When the Tax Cuts and Jobs Act was passed at the end of 2017, most people expected to see a decrease in their tax liability. But in Utah, the majority of households are seeing just the opposite. Many of the things that make the Beehive State unique are also causing taxpayers to see a dramatic increase in their state taxes this year.

Why is this happening, and why is it such a prominent issue in Utah? And what can you do about it? Here’s what you should know before you file taxes in Provo.

Large Household Size

Utah has the largest average household size in the country. And while large families are a point of pride for many Utahans, it’s one of the reasons that our state’s taxpayers are seeing such a large increase in their tax liability.

One of the major changes instituted by the Tax Cuts and Jobs Act was the elimination of the personal exemption.
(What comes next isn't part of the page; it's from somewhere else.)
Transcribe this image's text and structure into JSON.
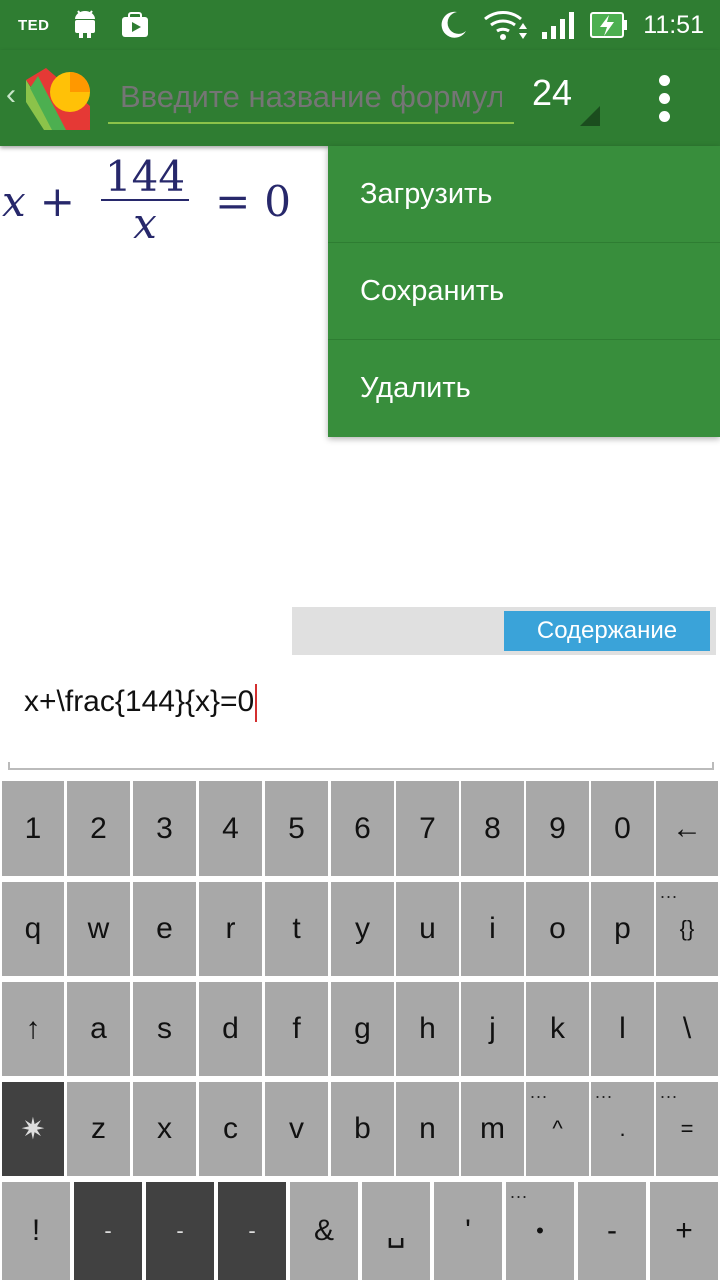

This exemption allowed taxpayers to deduct $4,050 from their taxable income for themselves and any dependents. While this deduction wouldn’t have a large impact on the tax liability for an individual or a small household, those with large families will suddenly find themselves reporting tens of thousands more in income to the Utah State Tax Commission. And of course, more taxable income means more taxes owed.

High Charitable Giving

Additionally, Utah has one of the highest rates of charitable giving in the country, largely due to church tithings. Unfortunately, this generosity among Utahans is also proving to have a negative impact on their tax returns.

When eliminating the personal exemption mentioned above, the government also doubled the standard deduction amount for taxpayers. But a large percentage of Utahans were already receiving the same benefit amount by itemizing their deductions and charitable donations. This means that the increased standard deduction, which would offset the loss of the personal exemption for many taxpayers, has little to no effect for most Utah households.

What Can You Do About It?

Obviously, the 2018 tax year is over, so there is not a lot you can do to change your tax liability for last year. One possibility, however, is to maximize contributions to tax-deductible retirement accounts and education funds; these contributions can be deducted from your 2018 income as long as they are made before the tax deadline. However, you should consult with an accountant to ensure you’re contributing to the right kind of account.

The best thing you can do to avoid the sticker shock of a high tax bill is to educate yourself. Speak to one of our accountants about what you can expect on your tax return this year, and try to get a better understanding of how the new tax laws will impact you moving forward. Preparing yourself for the changes in your tax liability will allow you to take necessary steps to ensure that you can pay your tax bill (or set up a payment plan) when you file.

For the 2019 tax year, there are a few steps you can take to avoid a similarly high tax bill when you file in 2020. The first thing to do is to review your withholdings; odds are, with the new tax laws, you should be withholding more from your paycheck. Secondly, make contributions to those retirement accounts and education funds as we mentioned above; doing so throughout the year is often easier than making large deposits at tax time. Finally, consult with our accountants and learn how to maximize your deductions based on your unique situation.

Be sure to set up an appointment with our CPAs before you file taxes in Provo. Give us a call today, and we’ll help you to better understand how the new tax laws impact you.